Dr. Go at the office

When you're sneezin' this season

The sun is shining, flowers are blooming, and leaves on the trees have turned green.

While the growing foliage and warmer temperatures are paradise for some, the allergies created by pollen-producing plants can be a source of endless discomfort to those with allergies.

“Tree pollens are the main culprit in early spring, followed by grass pollens in late spring and summer,” said allergist Robin Go, MD, of Medical Group of the Carolinas—Medical Affiliates—North Grove. “Ragweed starts pollinating in late summer, and the most common symptoms involve the eyes, nose, throat, and chest and lungs.”

Sniffling, sneezing and itchy eyes are a byproduct of spring weather for those who suffer from allergies and sinusitis, or inflammation of the sinuses.

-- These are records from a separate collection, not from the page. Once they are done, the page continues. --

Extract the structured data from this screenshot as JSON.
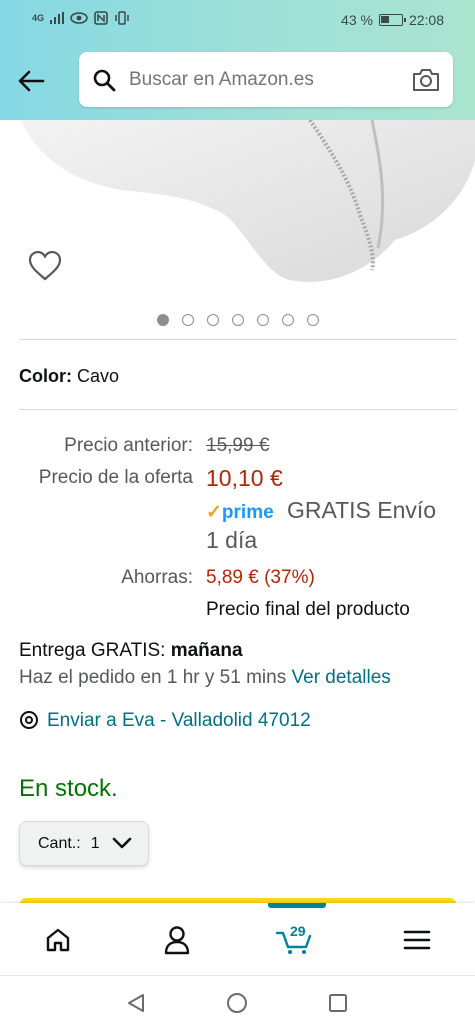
{
  "status_bar": {
    "network": "4G",
    "battery_percent": "43 %",
    "time": "22:08"
  },
  "header": {
    "search_placeholder": "Buscar en Amazon.es"
  },
  "gallery": {
    "image_count": 7,
    "active_index": 0
  },
  "product": {
    "color_label": "Color:",
    "color_value": "Cavo",
    "previous_price_label": "Precio anterior:",
    "previous_price": "15,99 €",
    "deal_price_label": "Precio de la oferta",
    "deal_price": "10,10 €",
    "prime_check": "✓",
    "prime_label": "prime",
    "free_shipping_line1": "GRATIS Envío",
    "free_shipping_line2": "1 día",
    "savings_label": "Ahorras:",
    "savings_value": "5,89 € (37%)",
    "final_price_note": "Precio final del producto"
  },
  "delivery": {
    "prefix": "Entrega GRATIS:",
    "day": "mañana",
    "order_text": "Haz el pedido en 1 hr y 51 mins",
    "details_link": "Ver detalles",
    "ship_to": "Enviar a Eva - Valladolid 47012"
  },
  "availability": {
    "stock": "En stock.",
    "qty_label": "Cant.:",
    "qty_value": "1"
  },
  "bottom_nav": {
    "cart_count": "29"
  },
  "colors": {
    "header_gradient_start": "#84d8e3",
    "link": "#007185",
    "price_red": "#b12704",
    "stock_green": "#007600",
    "prime_blue": "#1a98ff",
    "cart_teal": "#008296"
  }
}
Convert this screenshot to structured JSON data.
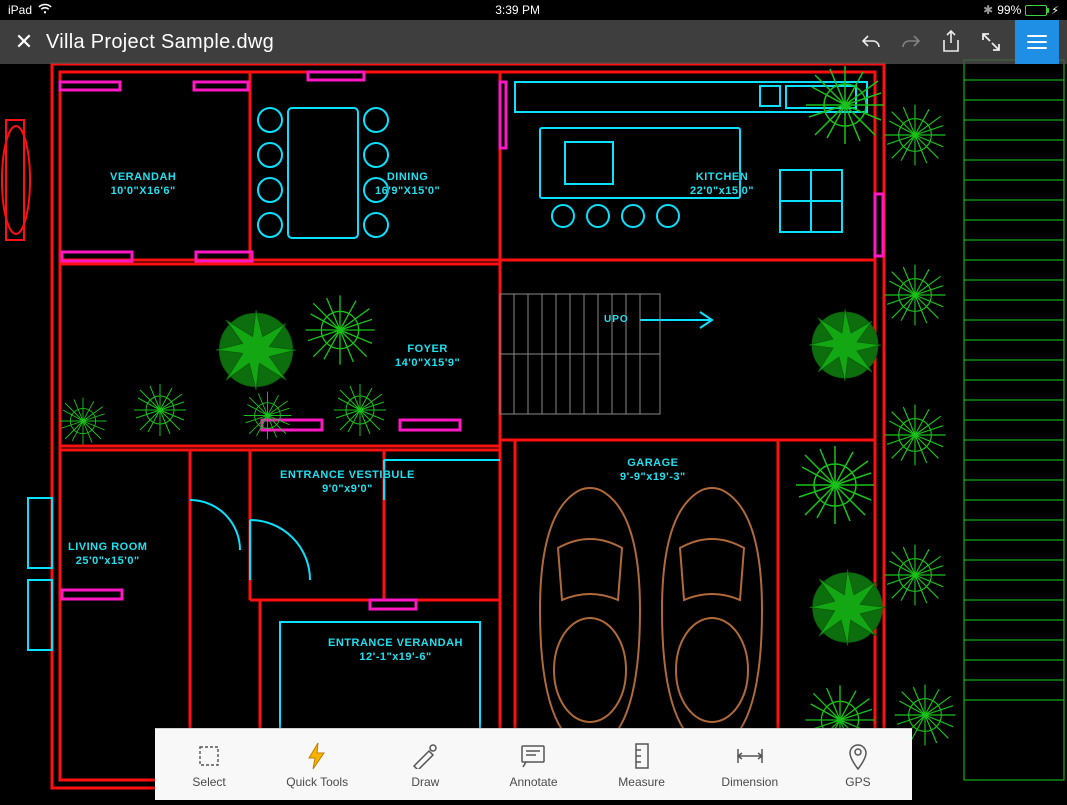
{
  "statusbar": {
    "device": "iPad",
    "time": "3:39 PM",
    "battery_percent": "99%"
  },
  "header": {
    "title": "Villa Project Sample.dwg"
  },
  "rooms": {
    "verandah": {
      "name": "VERANDAH",
      "dim": "10'0\"X16'6\""
    },
    "dining": {
      "name": "DINING",
      "dim": "16'9\"X15'0\""
    },
    "kitchen": {
      "name": "KITCHEN",
      "dim": "22'0\"x15'0\""
    },
    "foyer": {
      "name": "FOYER",
      "dim": "14'0\"X15'9\""
    },
    "vestibule": {
      "name": "ENTRANCE VESTIBULE",
      "dim": "9'0\"x9'0\""
    },
    "living": {
      "name": "LIVING ROOM",
      "dim": "25'0\"x15'0\""
    },
    "ent_ver": {
      "name": "ENTRANCE VERANDAH",
      "dim": "12'-1\"x19'-6\""
    },
    "garage": {
      "name": "GARAGE",
      "dim": "9'-9\"x19'-3\""
    }
  },
  "stair_label": "UPO",
  "toolbar": {
    "select": "Select",
    "quick": "Quick Tools",
    "draw": "Draw",
    "annotate": "Annotate",
    "measure": "Measure",
    "dimension": "Dimension",
    "gps": "GPS"
  }
}
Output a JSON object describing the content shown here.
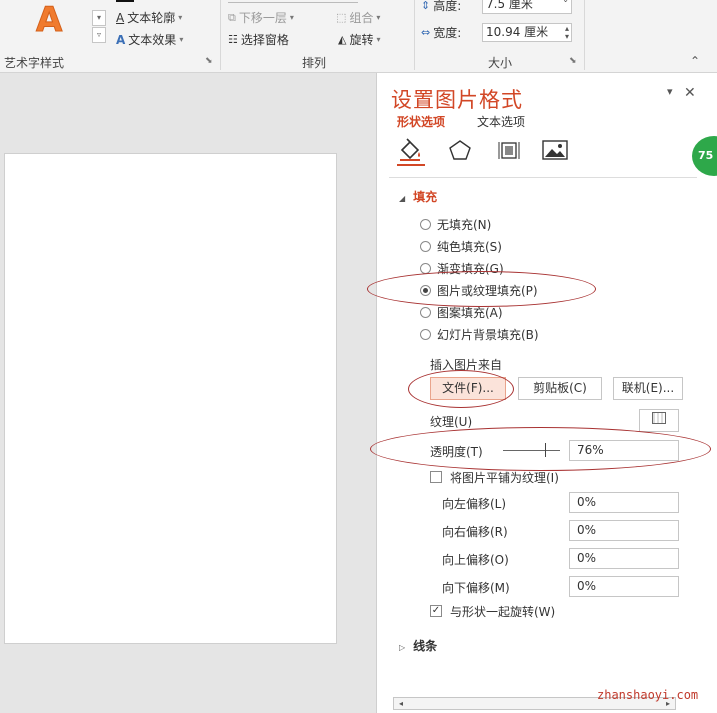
{
  "ribbon": {
    "wordart_group_label": "艺术字样式",
    "text_outline": "文本轮廓",
    "text_effects": "文本效果",
    "arrange_group_label": "排列",
    "send_backward": "下移一层",
    "group": "组合",
    "selection_pane": "选择窗格",
    "rotate": "旋转",
    "size_group_label": "大小",
    "height_label": "高度:",
    "height_value": "7.5 厘米",
    "width_label": "宽度:",
    "width_value": "10.94 厘米"
  },
  "pane": {
    "title": "设置图片格式",
    "tabs": [
      "形状选项",
      "文本选项"
    ],
    "fill_section": "填充",
    "fill_options": [
      "无填充(N)",
      "纯色填充(S)",
      "渐变填充(G)",
      "图片或纹理填充(P)",
      "图案填充(A)",
      "幻灯片背景填充(B)"
    ],
    "selected_fill": "图片或纹理填充(P)",
    "insert_from_label": "插入图片来自",
    "file_button": "文件(F)...",
    "clipboard_button": "剪贴板(C)",
    "online_button": "联机(E)...",
    "texture_label": "纹理(U)",
    "transparency_label": "透明度(T)",
    "transparency_value": "76%",
    "transparency_fraction": 0.76,
    "tile_label": "将图片平铺为纹理(I)",
    "tile_checked": false,
    "offsets": [
      {
        "label": "向左偏移(L)",
        "value": "0%"
      },
      {
        "label": "向右偏移(R)",
        "value": "0%"
      },
      {
        "label": "向上偏移(O)",
        "value": "0%"
      },
      {
        "label": "向下偏移(M)",
        "value": "0%"
      }
    ],
    "rotate_with_shape_label": "与形状一起旋转(W)",
    "rotate_with_shape_checked": true,
    "line_section": "线条"
  },
  "badge_text": "75",
  "watermark": "zhanshaoyi.com",
  "colors": {
    "accent": "#d24726",
    "annotation": "#a83232",
    "badge": "#2ea84a"
  }
}
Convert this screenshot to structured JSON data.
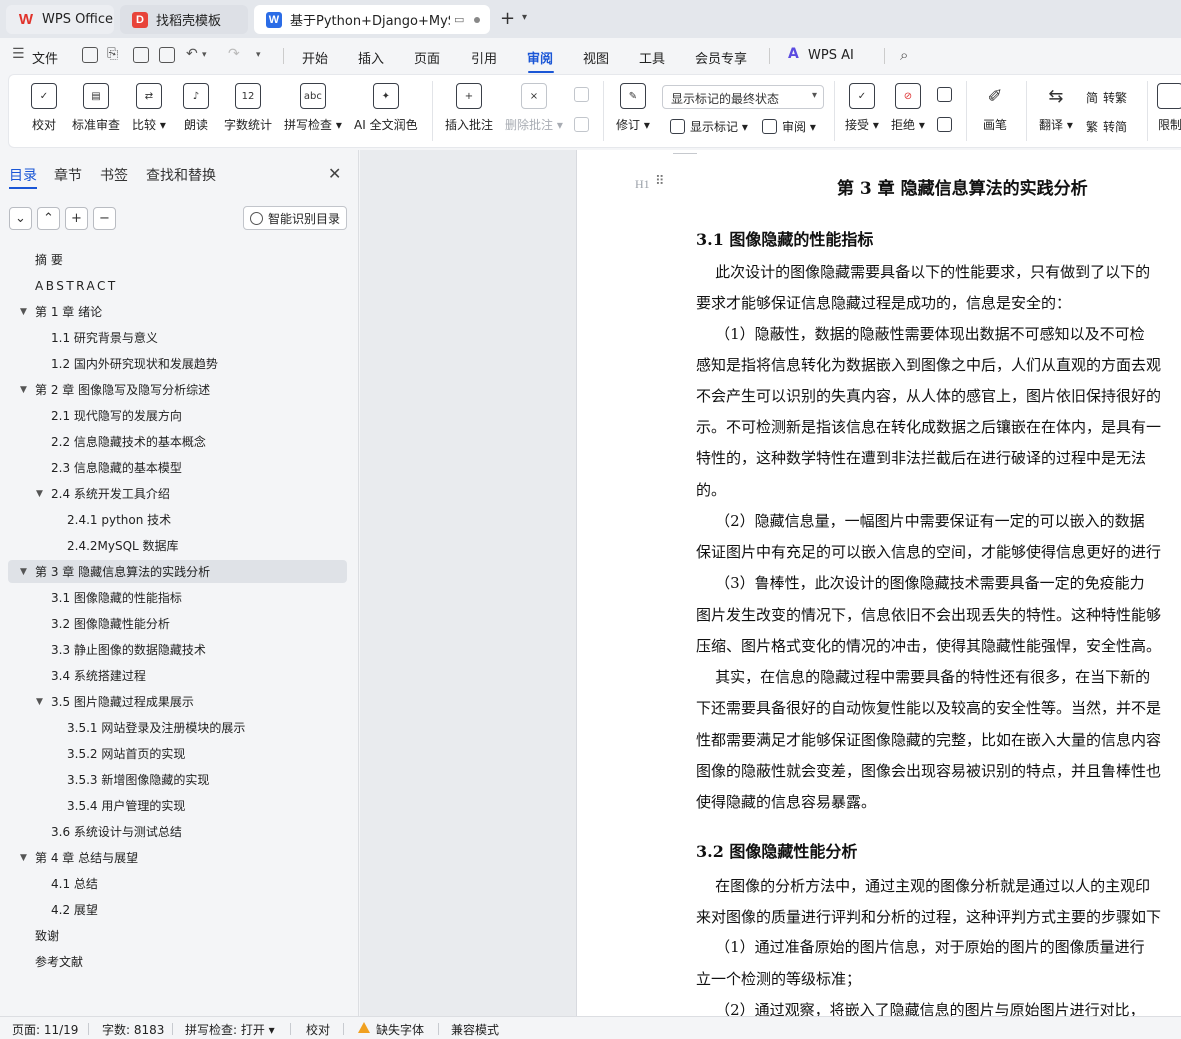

Sinuses are cavities in the skull that connect with your nasal cavities. Sinuses both lighten the bones of the skull and also serve as resonating chambers for when we speak. However, they are susceptible to infection and inflammation, causing stuffy noses, fevers, impaired sense of smell and headaches. 

“Tearing, runny nose, sneezing, congestion and cough are very common. Some people have shortness of breath, wheezing and chest tightness,” Dr. Go said. “For most allergy sufferers, these are not just bothersome symptoms. Symptoms do occur quickly upon exposure, but due to the late phase reaction involved in an allergic process, symptoms continue.”

Allergies are also a disorder of the immune system. Mild allergies like hay fever are highly prevalent and cause symptoms such as allergic conjunctivitis, itchiness and runny nose. Pollen, mold, pet dander, and dust mites can contribute to allergies.

“People are affected in more profound ways, including feeling tired, lacking energy, and not being able to function normally,” Dr. Go said. “What results is not just annoyance, but a lack of productivity for the patient and the caregivers. Some people actually lose their self-esteem and get depressed.”

How can I find relief?

  • Limit your exposure to what triggers your allergies.
  • Wash your face and hands after spending time outdoors.
  • For indoor allergens: remove carpeting from bedrooms, wash rugs and curtains, and vacuum regularly.
  • Antihistamines will help block the histamines that cause the tissues to swell.
  • Wear a dust mask while mowing the lawn or cleaning your house.
  • Change the air filters in your home regularly.

“For relief, number one is to minimize, if not completely avoid the triggers. This is where allergy tests come in, for accurate diagnosis. You may suspect you’re allergic to the indoor dog, but in fact, the dog could be bringing in the pollen from outside,” Dr. Go said. “Make sure windows are closed at home and in the vehicle, and to just use re-circulating air.”

When over the counter medications and avoidance are not working, it’s time to consult your physician.

For relief, these allergies may need to be treated with medication, and possibly avoidance of what is causing the allergies.

Over-the-counter medications may help reduce or prevent symptoms, such as antihistamines, decongestants, and steroid nasal sprays. It is important to know the ingredients of OTC medications and what they are for, not just the brand names. Make sure you check with your medical provider about possible drug interactions and/or side effects. If symptoms are more persistent, you need to consult your medical provider, and consider getting help from a board certified allergy specialist.

For more information on how to cure your allergies, please call Medical Group of the Carolinas—Medical Affiliates—North Grove at 864-585-5433.